Instructions to follow: Copies of all lines containing the string "link" are needed from the data below.

[Records supplied Boundary: Start]

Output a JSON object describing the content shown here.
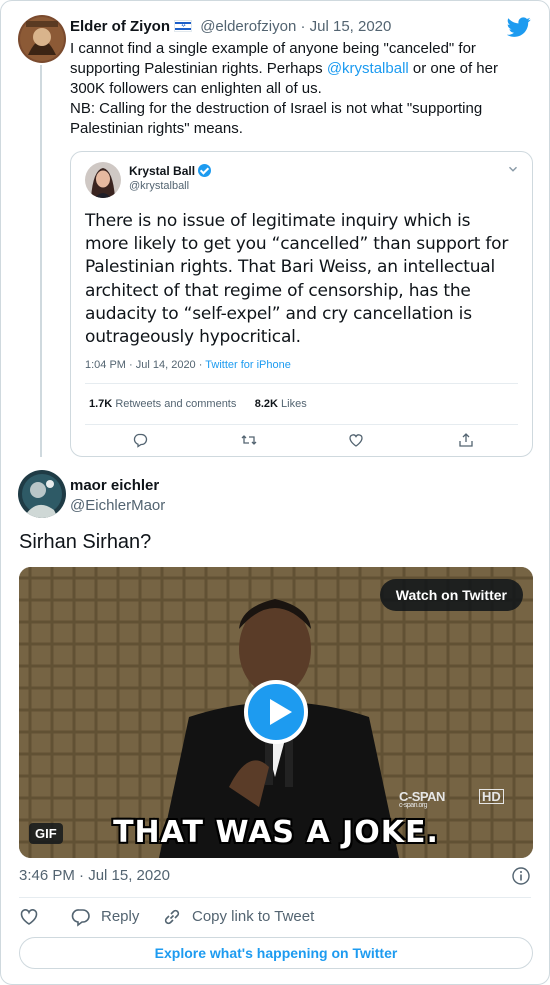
{
  "parent_tweet": {
    "author_name": "Elder of Ziyon",
    "author_handle": "@elderofziyon",
    "date": "Jul 15, 2020",
    "text_parts": {
      "before_mention": "I cannot find a single example of anyone being \"canceled\" for supporting Palestinian rights. Perhaps ",
      "mention": "@krystalball",
      "after_mention": " or one of her 300K followers can enlighten all of us.",
      "note": "NB: Calling for the destruction of Israel is not what \"supporting Palestinian rights\" means."
    },
    "flag_icon": "israel-flag-icon",
    "separator": "·"
  },
  "quoted_tweet": {
    "author_name": "Krystal Ball",
    "author_handle": "@krystalball",
    "text": "There is no issue of legitimate inquiry which is more likely to get you “cancelled” than support for Palestinian rights. That Bari Weiss, an intellectual architect of that regime of censorship, has the audacity to “self-expel” and cry cancellation is outrageously hypocritical.",
    "time": "1:04 PM · Jul 14, 2020 · ",
    "source": "Twitter for iPhone",
    "retweets_count": "1.7K",
    "retweets_label": "Retweets and comments",
    "likes_count": "8.2K",
    "likes_label": "Likes"
  },
  "reply_tweet": {
    "author_name": "maor eichler",
    "author_handle": "@EichlerMaor",
    "text": "Sirhan Sirhan?",
    "media": {
      "watch_label": "Watch on Twitter",
      "gif_badge": "GIF",
      "caption": "THAT WAS A JOKE.",
      "network_logo": "C-SPAN",
      "network_sub": "c-span.org",
      "hd_label": "HD"
    },
    "timestamp": "3:46 PM · Jul 15, 2020",
    "actions": {
      "reply": "Reply",
      "copy_link": "Copy link to Tweet"
    },
    "explore_label": "Explore what's happening on Twitter"
  },
  "colors": {
    "accent": "#1d9bf0",
    "text": "#0f1419",
    "muted": "#536471",
    "border": "#cfd9de"
  }
}
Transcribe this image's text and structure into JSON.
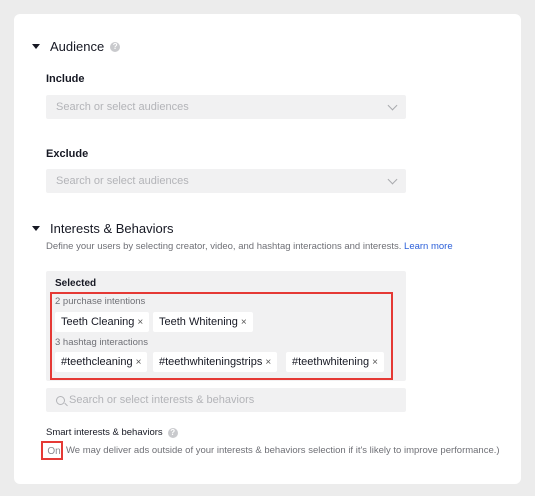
{
  "audience": {
    "title": "Audience",
    "include_label": "Include",
    "include_placeholder": "Search or select audiences",
    "exclude_label": "Exclude",
    "exclude_placeholder": "Search or select audiences"
  },
  "interests": {
    "title": "Interests & Behaviors",
    "description": "Define your users by selecting creator, video, and hashtag interactions and interests.",
    "learn_more": "Learn more",
    "selected_label": "Selected",
    "purchase_group_label": "2 purchase intentions",
    "purchase_chips": [
      "Teeth Cleaning",
      "Teeth Whitening"
    ],
    "hashtag_group_label": "3 hashtag interactions",
    "hashtag_chips": [
      "#teethcleaning",
      "#teethwhiteningstrips",
      "#teethwhitening"
    ],
    "remove_symbol": "×",
    "search_placeholder": "Search or select interests & behaviors"
  },
  "smart": {
    "label": "Smart interests & behaviors",
    "toggle_value": "On",
    "description": "We may deliver ads outside of your interests & behaviors selection if it's likely to improve performance.)"
  },
  "colors": {
    "highlight": "#e53935",
    "link": "#2b5fd9"
  }
}
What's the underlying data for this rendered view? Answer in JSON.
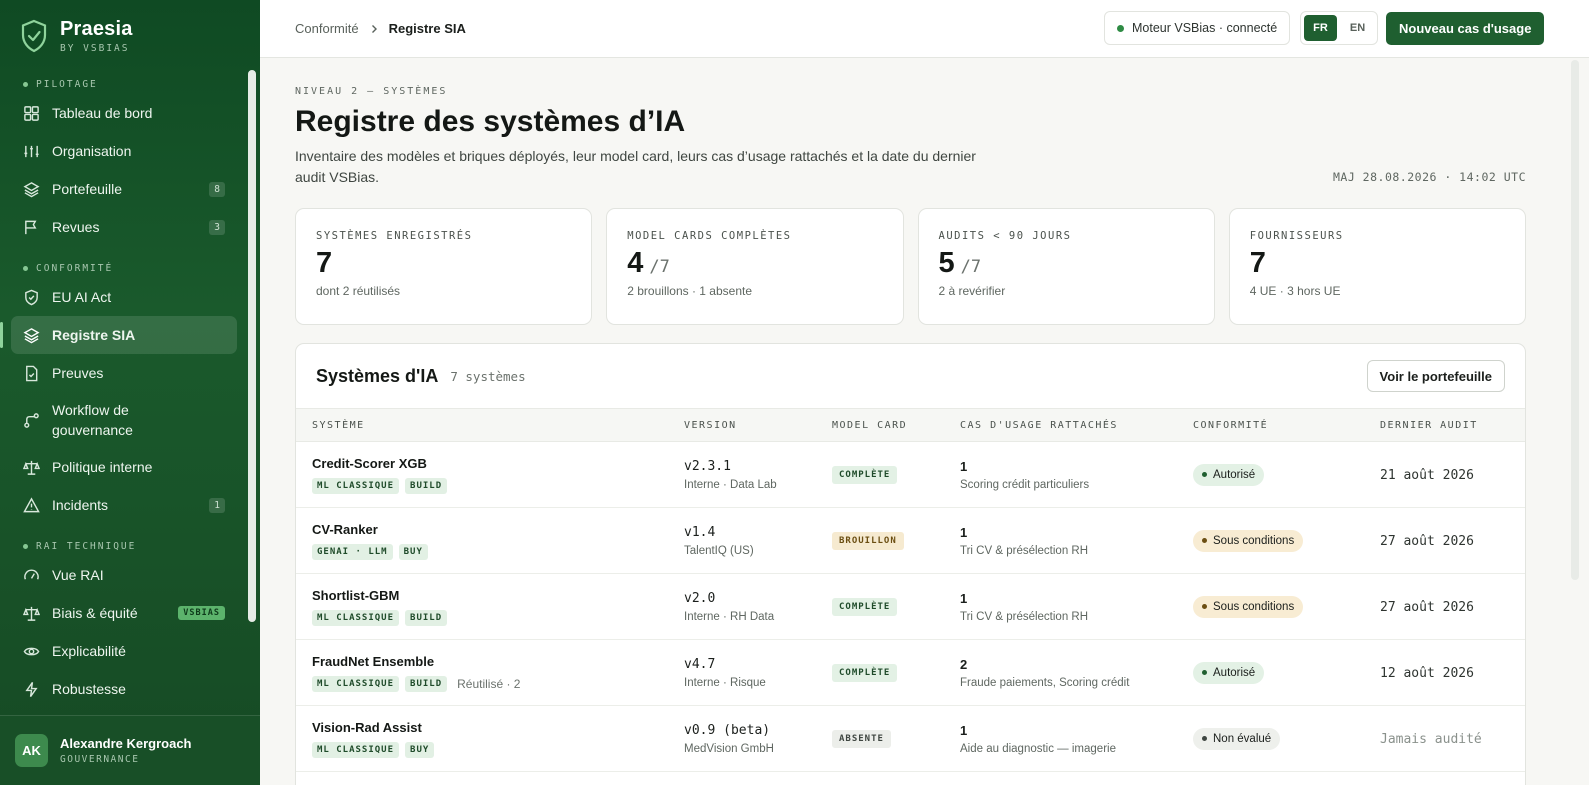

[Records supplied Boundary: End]

Task solution:
      "copy_link": "Copy link to Tweet"
    "link": "#2b5fd9"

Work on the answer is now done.